4. Yates Coat
The fourth pattern is the Yates Coat from Grainline Studio. I wasn’t sold on this coat when the pattern was released, but the boxy shape is so versatile. I like the simplicity and the modernity of it, plus it’s not overly feminine which is a bonus for me. I may paint my nails pillar box red twice a week like clockwork, but I’m not a girly girl. I also like the long lapels which would add length to my torso.
5. Jill Coatigan
Coat number five is the Jill Coatigan by Seamwork Patterns. This pattern has great sizing options which makes it very appealing. However, the versions I’ve seen online have me torn between loving it and thinking that it looks a bit like dressing gown. I think this one would come down to getting your fabric choice spot on, and that could make it a challenge for a novice coat sewist.

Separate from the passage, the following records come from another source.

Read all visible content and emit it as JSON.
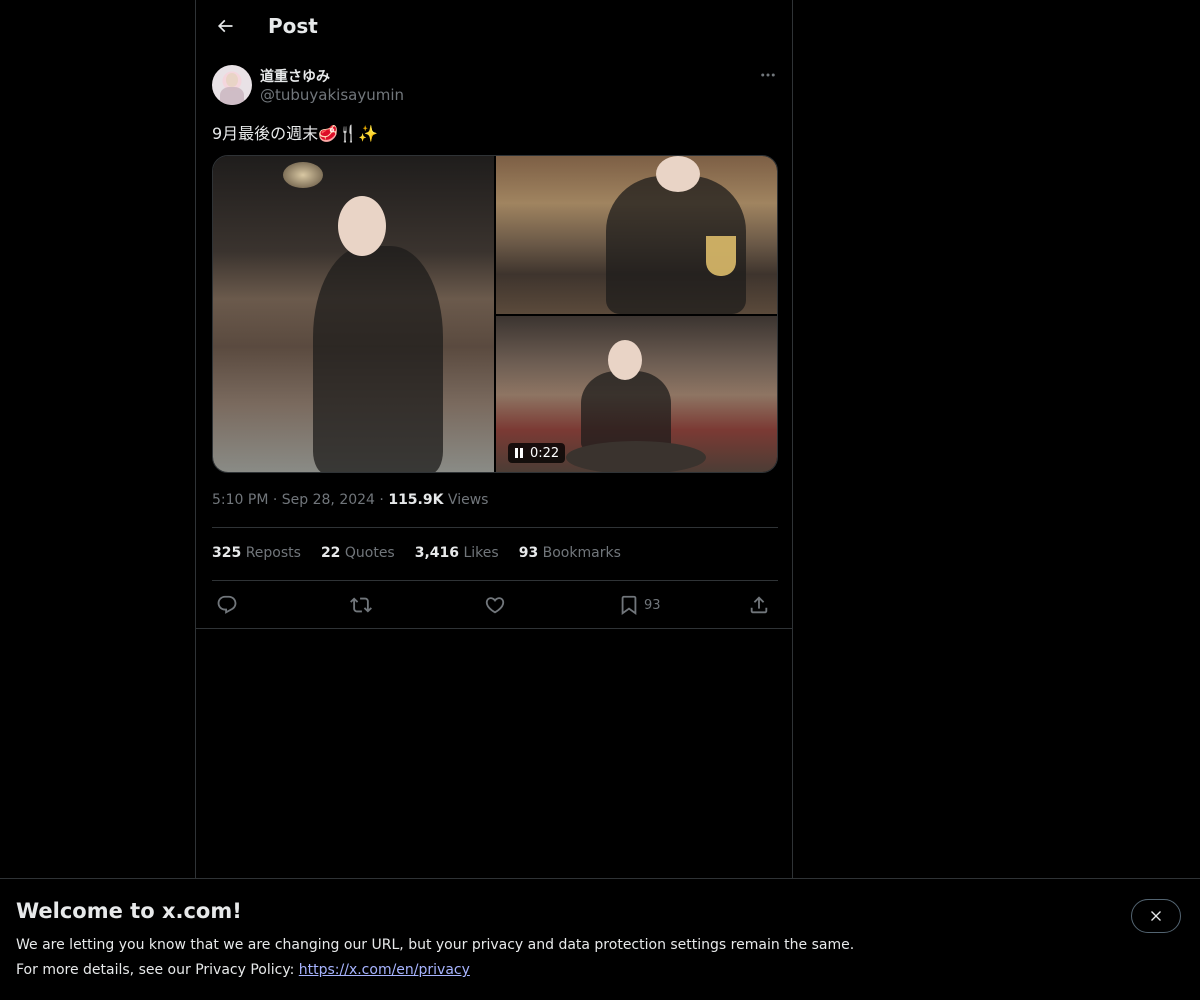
{
  "topbar": {
    "title": "Post"
  },
  "author": {
    "display_name": "道重さゆみ",
    "handle": "@tubuyakisayumin"
  },
  "tweet": {
    "text": "9月最後の週末",
    "emojis": "🥩🍴✨"
  },
  "media": {
    "video_duration": "0:22"
  },
  "meta": {
    "time": "5:10 PM",
    "separator": "·",
    "date": "Sep 28, 2024",
    "views_count": "115.9K",
    "views_label": "Views"
  },
  "stats": [
    {
      "count": "325",
      "label": "Repost"
    },
    {
      "count": "22",
      "label": "Quotes"
    },
    {
      "count": "3,416",
      "label": "Likes"
    },
    {
      "count": "93",
      "label": "Bookmarks"
    }
  ],
  "stats_extra": {
    "repost_suffix": "s"
  },
  "actions": {
    "bookmark_count": "93"
  },
  "banner": {
    "title": "Welcome to x.com!",
    "line1": "We are letting you know that we are changing our URL, but your privacy and data protection settings remain the same.",
    "line2_prefix": "For more details, see our Privacy Policy:",
    "link": "https://x.com/en/privacy"
  },
  "colors": {
    "background": "#000000",
    "text": "#e7e9ea",
    "muted": "#71767b",
    "border": "#2f3336",
    "link": "#a7b4ff"
  },
  "icons": [
    "back-arrow-icon",
    "more-icon",
    "pause-icon",
    "reply-icon",
    "repost-icon",
    "like-icon",
    "bookmark-icon",
    "share-icon",
    "close-icon"
  ]
}
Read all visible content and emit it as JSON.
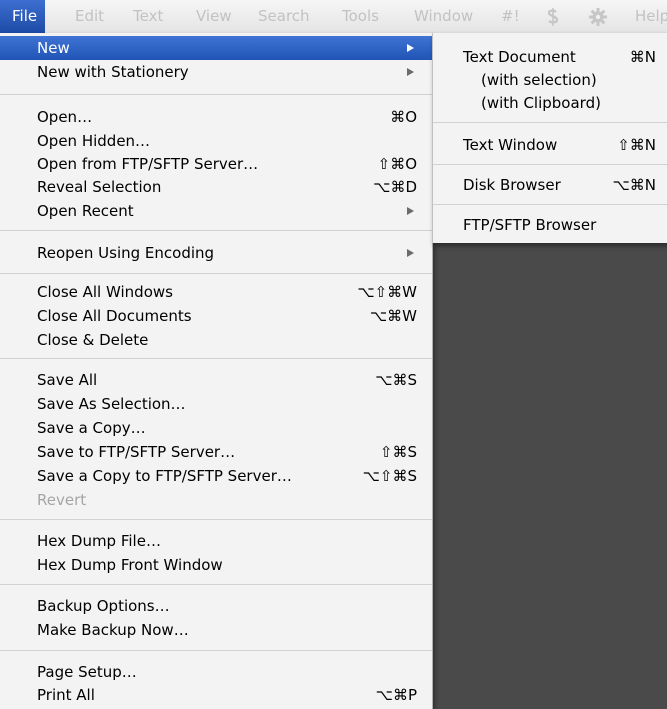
{
  "menubar": {
    "items": [
      "File",
      "Edit",
      "Text",
      "View",
      "Search",
      "Tools",
      "Window",
      "#!",
      "Help"
    ],
    "icons": [
      "dollar-scripts-icon",
      "gear-icon"
    ]
  },
  "file_menu": {
    "new": "New",
    "new_with_stationery": "New with Stationery",
    "open": {
      "label": "Open…",
      "shortcut": "⌘O"
    },
    "open_hidden": "Open Hidden…",
    "open_ftp": {
      "label": "Open from FTP/SFTP Server…",
      "shortcut": "⇧⌘O"
    },
    "reveal_selection": {
      "label": "Reveal Selection",
      "shortcut": "⌥⌘D"
    },
    "open_recent": "Open Recent",
    "reopen_encoding": "Reopen Using Encoding",
    "close_all_windows": {
      "label": "Close All Windows",
      "shortcut": "⌥⇧⌘W"
    },
    "close_all_documents": {
      "label": "Close All Documents",
      "shortcut": "⌥⌘W"
    },
    "close_delete": "Close & Delete",
    "save_all": {
      "label": "Save All",
      "shortcut": "⌥⌘S"
    },
    "save_as_selection": "Save As Selection…",
    "save_copy": "Save a Copy…",
    "save_ftp": {
      "label": "Save to FTP/SFTP Server…",
      "shortcut": "⇧⌘S"
    },
    "save_copy_ftp": {
      "label": "Save a Copy to FTP/SFTP Server…",
      "shortcut": "⌥⇧⌘S"
    },
    "revert": "Revert",
    "hex_dump_file": "Hex Dump File…",
    "hex_dump_front": "Hex Dump Front Window",
    "backup_options": "Backup Options…",
    "make_backup": "Make Backup Now…",
    "page_setup": "Page Setup…",
    "print_all": {
      "label": "Print All",
      "shortcut": "⌥⌘P"
    }
  },
  "new_submenu": {
    "text_document": {
      "label": "Text Document",
      "shortcut": "⌘N"
    },
    "with_selection": "(with selection)",
    "with_clipboard": "(with Clipboard)",
    "text_window": {
      "label": "Text Window",
      "shortcut": "⇧⌘N"
    },
    "disk_browser": {
      "label": "Disk Browser",
      "shortcut": "⌥⌘N"
    },
    "ftp_browser": "FTP/SFTP Browser"
  }
}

6. Sapporo Coat
The last coat is my wildcard option: the Papercut Patterns Sapporo coat. This coat has a soft, oversized cocoon shape with beautiful diagonal lines front and back. It is a statement piece with its wide, cropped sleeves. But is it a good look for my body shape? I don’t want to say no, because I love it so much, but if I must be completely honest I don’t think it’s a winner (please feel free to change my mind in the comments!).
I have the pattern for the Jill Coatigan, so I’m keen to give it a go, but I’ll have to be careful to avoid the dressing gown trap. The Yates is probably the kind of coat I’d wear to death, but the sizing is very limited, so I’ll keep ogling versions online until I can commit to the process of grading it up. At the end of the day, my favourite has to be the Clare. I like the way it hugs my figure while simultaneously hiding all manner of sins. It would make a great statement coat in a bold colour, spicing up my wardrobe palette of navy, mustard, and ivory.
I’d love to know which coat your favourite is, so feel free to give your vote in the comments.
I hope you’ll use your croquis to take some style risks with your sewing plans for this year! I can’t wait to try out some more challenging silhouettes with mine.
Thandi is a PhD student living in South Africa with four birds, a fabric addiction, and a very patient partner. She had always loved making bags and things for her home, but after making her own wedding dress in 2015 she realised that she could make clothes that fit her plus size figure, rather than trying to make her body fit into RTW clothes. You can find her, and her birds, on Instagram at @ohasusualdear, crafting and sewing to keep the thesis madness and chronic illness blues at bay.